─── DATA PROVIDED ───
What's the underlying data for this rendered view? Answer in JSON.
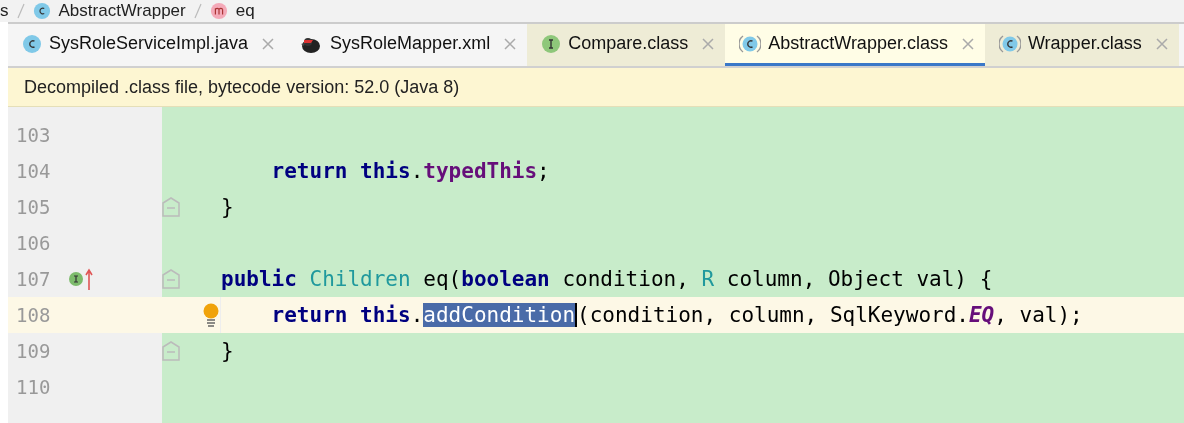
{
  "breadcrumb": [
    {
      "label": "s",
      "kind": "plain"
    },
    {
      "label": "AbstractWrapper",
      "kind": "class"
    },
    {
      "label": "eq",
      "kind": "method"
    }
  ],
  "tabs": [
    {
      "label": "SysRoleServiceImpl.java",
      "kind": "class",
      "library": false,
      "selected": false
    },
    {
      "label": "SysRoleMapper.xml",
      "kind": "xml",
      "library": false,
      "selected": false
    },
    {
      "label": "Compare.class",
      "kind": "interface",
      "library": true,
      "selected": false
    },
    {
      "label": "AbstractWrapper.class",
      "kind": "library-class",
      "library": true,
      "selected": true
    },
    {
      "label": "Wrapper.class",
      "kind": "library-class",
      "library": true,
      "selected": false
    }
  ],
  "notice": "Decompiled .class file, bytecode version: 52.0 (Java 8)",
  "lines": [
    {
      "number": "103",
      "current": false,
      "fold": false,
      "kind": "plain"
    },
    {
      "number": "104",
      "current": false,
      "fold": false,
      "kind": "plain",
      "tokens": [
        {
          "text": "    return",
          "kind": "keyword"
        },
        {
          "text": " this",
          "kind": "keyword"
        },
        {
          "text": ".",
          "kind": "plain"
        },
        {
          "text": "typedThis",
          "kind": "field"
        },
        {
          "text": ";",
          "kind": "plain"
        }
      ]
    },
    {
      "number": "105",
      "current": false,
      "fold": true,
      "kind": "plain",
      "tokens": [
        {
          "text": "}",
          "kind": "plain"
        }
      ]
    },
    {
      "number": "106",
      "current": false,
      "fold": false,
      "kind": "plain"
    },
    {
      "number": "107",
      "current": false,
      "fold": true,
      "kind": "implements",
      "tokens": [
        {
          "text": "public",
          "kind": "keyword"
        },
        {
          "text": " Children",
          "kind": "type"
        },
        {
          "text": " eq(",
          "kind": "plain"
        },
        {
          "text": "boolean",
          "kind": "keyword"
        },
        {
          "text": " condition, ",
          "kind": "plain"
        },
        {
          "text": "R",
          "kind": "type"
        },
        {
          "text": " column, Object val) {",
          "kind": "plain"
        }
      ]
    },
    {
      "number": "108",
      "current": true,
      "fold": false,
      "kind": "bulb",
      "tokens": [
        {
          "text": "    return",
          "kind": "keyword"
        },
        {
          "text": " this",
          "kind": "keyword"
        },
        {
          "text": ".",
          "kind": "plain"
        },
        {
          "text": "addCondition",
          "kind": "selection"
        },
        {
          "text": "(condition, column, SqlKeyword.",
          "kind": "plain"
        },
        {
          "text": "EQ",
          "kind": "constant"
        },
        {
          "text": ", val);",
          "kind": "plain"
        }
      ]
    },
    {
      "number": "109",
      "current": false,
      "fold": true,
      "kind": "plain",
      "tokens": [
        {
          "text": "}",
          "kind": "plain"
        }
      ]
    },
    {
      "number": "110",
      "current": false,
      "fold": false,
      "kind": "plain"
    }
  ]
}
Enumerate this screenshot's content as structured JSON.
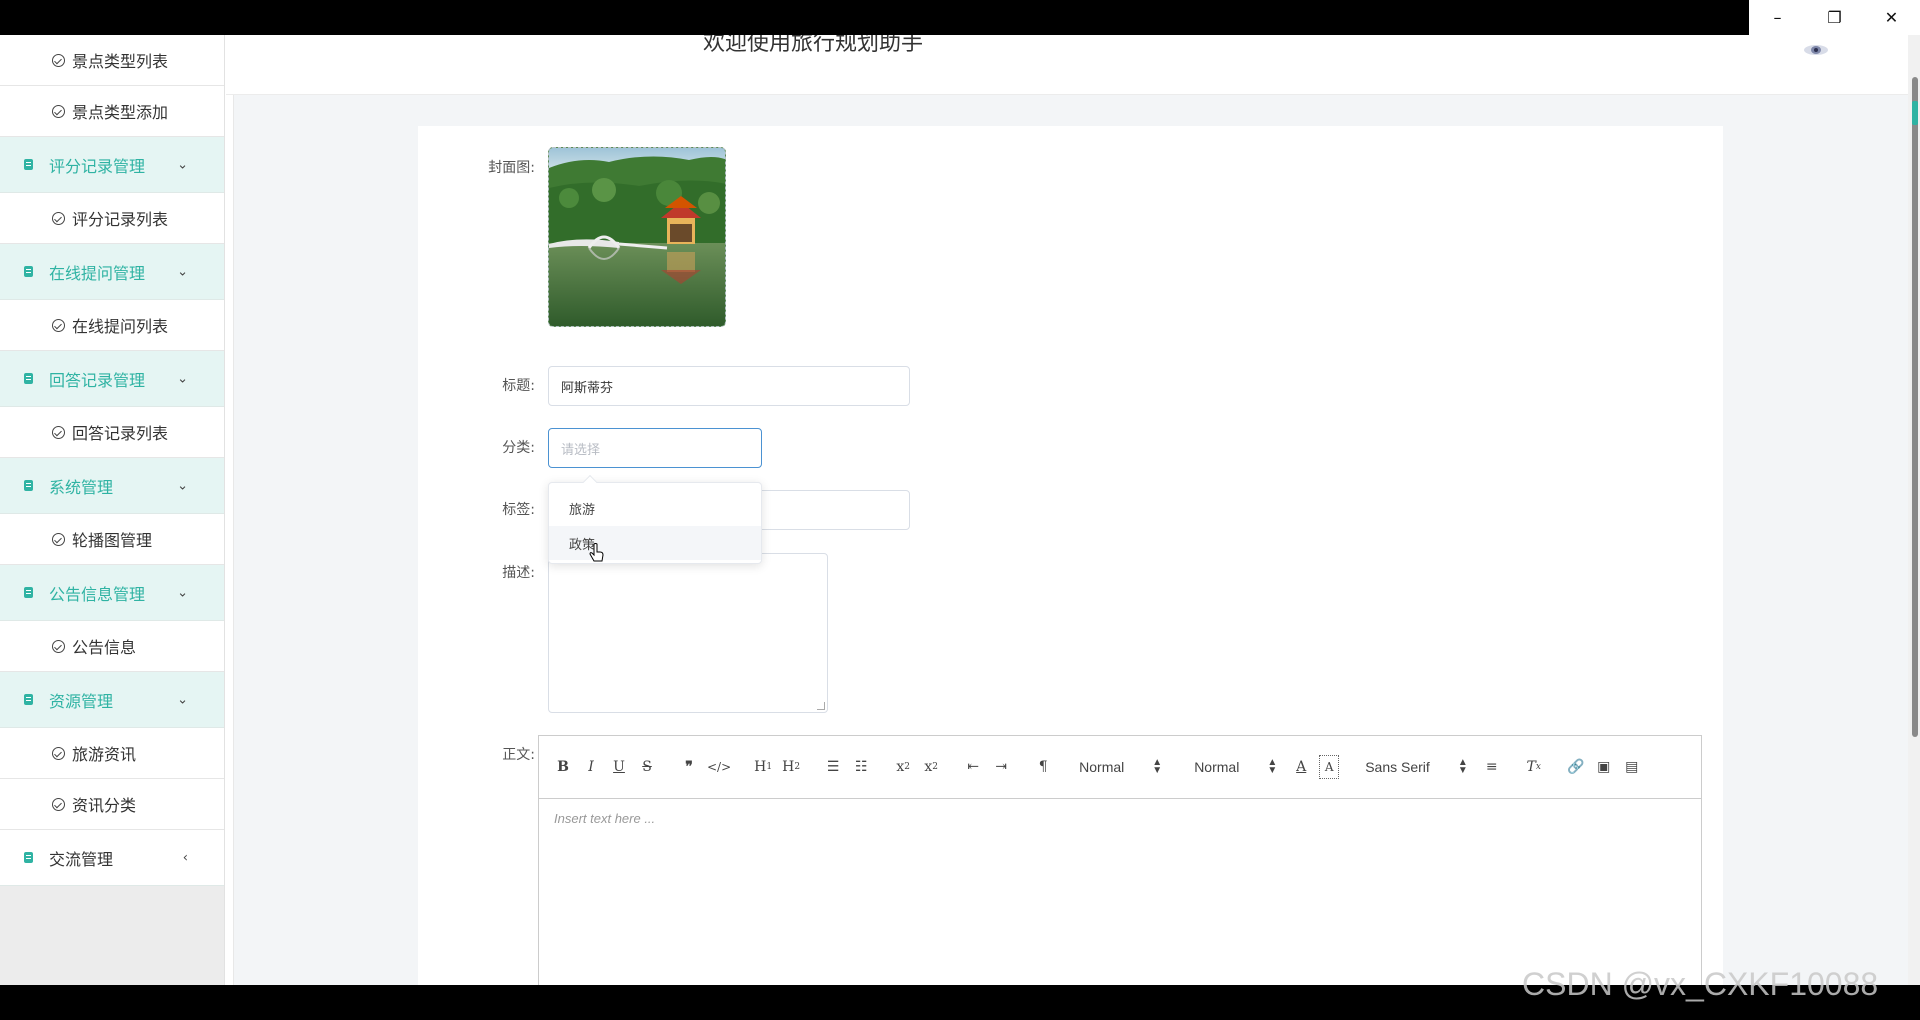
{
  "window": {
    "minimize": "–",
    "restore": "❐",
    "close": "✕"
  },
  "header": {
    "title": "欢迎使用旅行规划助手"
  },
  "sidebar": {
    "items": [
      {
        "type": "sub",
        "label": "景点类型列表"
      },
      {
        "type": "sub",
        "label": "景点类型添加"
      },
      {
        "type": "group",
        "label": "评分记录管理",
        "chevron": "⌄"
      },
      {
        "type": "sub",
        "label": "评分记录列表"
      },
      {
        "type": "group",
        "label": "在线提问管理",
        "chevron": "⌄"
      },
      {
        "type": "sub",
        "label": "在线提问列表"
      },
      {
        "type": "group",
        "label": "回答记录管理",
        "chevron": "⌄"
      },
      {
        "type": "sub",
        "label": "回答记录列表"
      },
      {
        "type": "group",
        "label": "系统管理",
        "chevron": "⌄"
      },
      {
        "type": "sub",
        "label": "轮播图管理"
      },
      {
        "type": "group",
        "label": "公告信息管理",
        "chevron": "⌄"
      },
      {
        "type": "sub",
        "label": "公告信息"
      },
      {
        "type": "group",
        "label": "资源管理",
        "chevron": "⌄"
      },
      {
        "type": "sub",
        "label": "旅游资讯"
      },
      {
        "type": "sub",
        "label": "资讯分类"
      },
      {
        "type": "group-plain",
        "label": "交流管理",
        "chevron": "‹"
      }
    ]
  },
  "form": {
    "cover_label": "封面图:",
    "title_label": "标题:",
    "title_value": "阿斯蒂芬",
    "category_label": "分类:",
    "category_placeholder": "请选择",
    "tags_label": "标签:",
    "desc_label": "描述:",
    "body_label": "正文:",
    "category_options": [
      "旅游",
      "政策"
    ],
    "hovered_option": "政策"
  },
  "editor": {
    "placeholder": "Insert text here ...",
    "header_select": "Normal",
    "size_select": "Normal",
    "font_select": "Sans Serif"
  },
  "watermark": "CSDN @vx_CXKF10088",
  "colors": {
    "accent": "#2fb3a3",
    "focus": "#4b92d2"
  }
}
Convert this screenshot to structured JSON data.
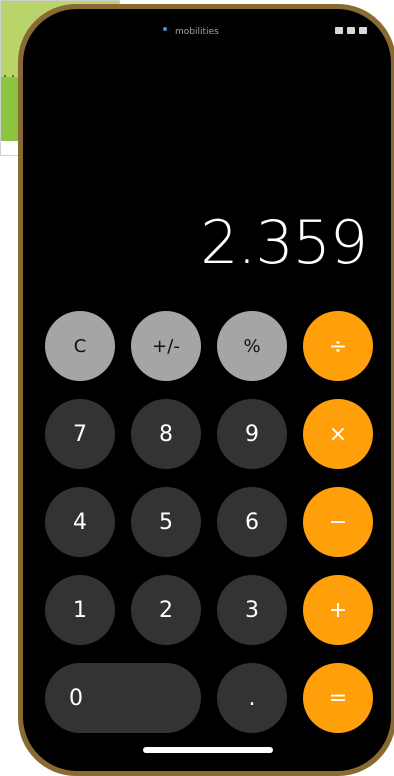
{
  "status_bar": {
    "title": "mobilities"
  },
  "display": {
    "value": "2.359"
  },
  "keypad": {
    "rows": [
      [
        {
          "label": "C",
          "style": "gray"
        },
        {
          "label": "+/-",
          "style": "gray"
        },
        {
          "label": "%",
          "style": "gray"
        },
        {
          "label": "÷",
          "style": "orange"
        }
      ],
      [
        {
          "label": "7",
          "style": "dark"
        },
        {
          "label": "8",
          "style": "dark"
        },
        {
          "label": "9",
          "style": "dark"
        },
        {
          "label": "×",
          "style": "orange"
        }
      ],
      [
        {
          "label": "4",
          "style": "dark"
        },
        {
          "label": "5",
          "style": "dark"
        },
        {
          "label": "6",
          "style": "dark"
        },
        {
          "label": "−",
          "style": "orange"
        }
      ],
      [
        {
          "label": "1",
          "style": "dark"
        },
        {
          "label": "2",
          "style": "dark"
        },
        {
          "label": "3",
          "style": "dark"
        },
        {
          "label": "+",
          "style": "orange"
        }
      ],
      [
        {
          "label": "0",
          "style": "dark",
          "wide": true
        },
        {
          "label": ".",
          "style": "dark"
        },
        {
          "label": "=",
          "style": "orange"
        }
      ]
    ]
  },
  "colors": {
    "accent": "#ff9f0a",
    "key_dark": "#333333",
    "key_gray": "#a5a5a5",
    "frame": "#8a6a33",
    "card_light_green": "#b8d46a",
    "card_green": "#8cc341"
  }
}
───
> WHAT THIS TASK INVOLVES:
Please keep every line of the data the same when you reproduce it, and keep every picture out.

> TASK RESULT:
What's the underlying data for this rendered view? Answer in JSON.
{
  "breadcrumb": [
    {
      "label": "s",
      "kind": "plain"
    },
    {
      "label": "AbstractWrapper",
      "kind": "class"
    },
    {
      "label": "eq",
      "kind": "method"
    }
  ],
  "tabs": [
    {
      "label": "SysRoleServiceImpl.java",
      "kind": "class",
      "library": false,
      "selected": false
    },
    {
      "label": "SysRoleMapper.xml",
      "kind": "xml",
      "library": false,
      "selected": false
    },
    {
      "label": "Compare.class",
      "kind": "interface",
      "library": true,
      "selected": false
    },
    {
      "label": "AbstractWrapper.class",
      "kind": "library-class",
      "library": true,
      "selected": true
    },
    {
      "label": "Wrapper.class",
      "kind": "library-class",
      "library": true,
      "selected": false
    }
  ],
  "notice": "Decompiled .class file, bytecode version: 52.0 (Java 8)",
  "lines": [
    {
      "number": "103",
      "current": false,
      "fold": false,
      "kind": "plain"
    },
    {
      "number": "104",
      "current": false,
      "fold": false,
      "kind": "plain",
      "tokens": [
        {
          "text": "    return",
          "kind": "keyword"
        },
        {
          "text": " this",
          "kind": "keyword"
        },
        {
          "text": ".",
          "kind": "plain"
        },
        {
          "text": "typedThis",
          "kind": "field"
        },
        {
          "text": ";",
          "kind": "plain"
        }
      ]
    },
    {
      "number": "105",
      "current": false,
      "fold": true,
      "kind": "plain",
      "tokens": [
        {
          "text": "}",
          "kind": "plain"
        }
      ]
    },
    {
      "number": "106",
      "current": false,
      "fold": false,
      "kind": "plain"
    },
    {
      "number": "107",
      "current": false,
      "fold": true,
      "kind": "implements",
      "tokens": [
        {
          "text": "public",
          "kind": "keyword"
        },
        {
          "text": " Children",
          "kind": "type"
        },
        {
          "text": " eq(",
          "kind": "plain"
        },
        {
          "text": "boolean",
          "kind": "keyword"
        },
        {
          "text": " condition, ",
          "kind": "plain"
        },
        {
          "text": "R",
          "kind": "type"
        },
        {
          "text": " column, Object val) {",
          "kind": "plain"
        }
      ]
    },
    {
      "number": "108",
      "current": true,
      "fold": false,
      "kind": "bulb",
      "tokens": [
        {
          "text": "    return",
          "kind": "keyword"
        },
        {
          "text": " this",
          "kind": "keyword"
        },
        {
          "text": ".",
          "kind": "plain"
        },
        {
          "text": "addCondition",
          "kind": "selection"
        },
        {
          "text": "(condition, column, SqlKeyword.",
          "kind": "plain"
        },
        {
          "text": "EQ",
          "kind": "constant"
        },
        {
          "text": ", val);",
          "kind": "plain"
        }
      ]
    },
    {
      "number": "109",
      "current": false,
      "fold": true,
      "kind": "plain",
      "tokens": [
        {
          "text": "}",
          "kind": "plain"
        }
      ]
    },
    {
      "number": "110",
      "current": false,
      "fold": false,
      "kind": "plain"
    }
  ]
}
Enumerate this screenshot's content as structured JSON.
{
  "window": {
    "minimize": "–",
    "restore": "❐",
    "close": "✕"
  },
  "header": {
    "title": "欢迎使用旅行规划助手"
  },
  "sidebar": {
    "items": [
      {
        "type": "sub",
        "label": "景点类型列表"
      },
      {
        "type": "sub",
        "label": "景点类型添加"
      },
      {
        "type": "group",
        "label": "评分记录管理",
        "chevron": "⌄"
      },
      {
        "type": "sub",
        "label": "评分记录列表"
      },
      {
        "type": "group",
        "label": "在线提问管理",
        "chevron": "⌄"
      },
      {
        "type": "sub",
        "label": "在线提问列表"
      },
      {
        "type": "group",
        "label": "回答记录管理",
        "chevron": "⌄"
      },
      {
        "type": "sub",
        "label": "回答记录列表"
      },
      {
        "type": "group",
        "label": "系统管理",
        "chevron": "⌄"
      },
      {
        "type": "sub",
        "label": "轮播图管理"
      },
      {
        "type": "group",
        "label": "公告信息管理",
        "chevron": "⌄"
      },
      {
        "type": "sub",
        "label": "公告信息"
      },
      {
        "type": "group",
        "label": "资源管理",
        "chevron": "⌄"
      },
      {
        "type": "sub",
        "label": "旅游资讯"
      },
      {
        "type": "sub",
        "label": "资讯分类"
      },
      {
        "type": "group-plain",
        "label": "交流管理",
        "chevron": "‹"
      }
    ]
  },
  "form": {
    "cover_label": "封面图:",
    "title_label": "标题:",
    "title_value": "阿斯蒂芬",
    "category_label": "分类:",
    "category_placeholder": "请选择",
    "tags_label": "标签:",
    "desc_label": "描述:",
    "body_label": "正文:",
    "category_options": [
      "旅游",
      "政策"
    ],
    "hovered_option": "政策"
  },
  "editor": {
    "placeholder": "Insert text here ...",
    "header_select": "Normal",
    "size_select": "Normal",
    "font_select": "Sans Serif"
  },
  "watermark": "CSDN @vx_CXKF10088",
  "colors": {
    "accent": "#2fb3a3",
    "focus": "#4b92d2"
  }
}
Convert this screenshot to structured JSON data.
{
  "status_bar": {
    "title": "mobilities"
  },
  "display": {
    "value": "2.359"
  },
  "keypad": {
    "rows": [
      [
        {
          "label": "C",
          "style": "gray"
        },
        {
          "label": "+/-",
          "style": "gray"
        },
        {
          "label": "%",
          "style": "gray"
        },
        {
          "label": "÷",
          "style": "orange"
        }
      ],
      [
        {
          "label": "7",
          "style": "dark"
        },
        {
          "label": "8",
          "style": "dark"
        },
        {
          "label": "9",
          "style": "dark"
        },
        {
          "label": "×",
          "style": "orange"
        }
      ],
      [
        {
          "label": "4",
          "style": "dark"
        },
        {
          "label": "5",
          "style": "dark"
        },
        {
          "label": "6",
          "style": "dark"
        },
        {
          "label": "−",
          "style": "orange"
        }
      ],
      [
        {
          "label": "1",
          "style": "dark"
        },
        {
          "label": "2",
          "style": "dark"
        },
        {
          "label": "3",
          "style": "dark"
        },
        {
          "label": "+",
          "style": "orange"
        }
      ],
      [
        {
          "label": "0",
          "style": "dark",
          "wide": true
        },
        {
          "label": ".",
          "style": "dark"
        },
        {
          "label": "=",
          "style": "orange"
        }
      ]
    ]
  },
  "colors": {
    "accent": "#ff9f0a",
    "key_dark": "#333333",
    "key_gray": "#a5a5a5",
    "frame": "#8a6a33",
    "card_light_green": "#b8d46a",
    "card_green": "#8cc341"
  }
}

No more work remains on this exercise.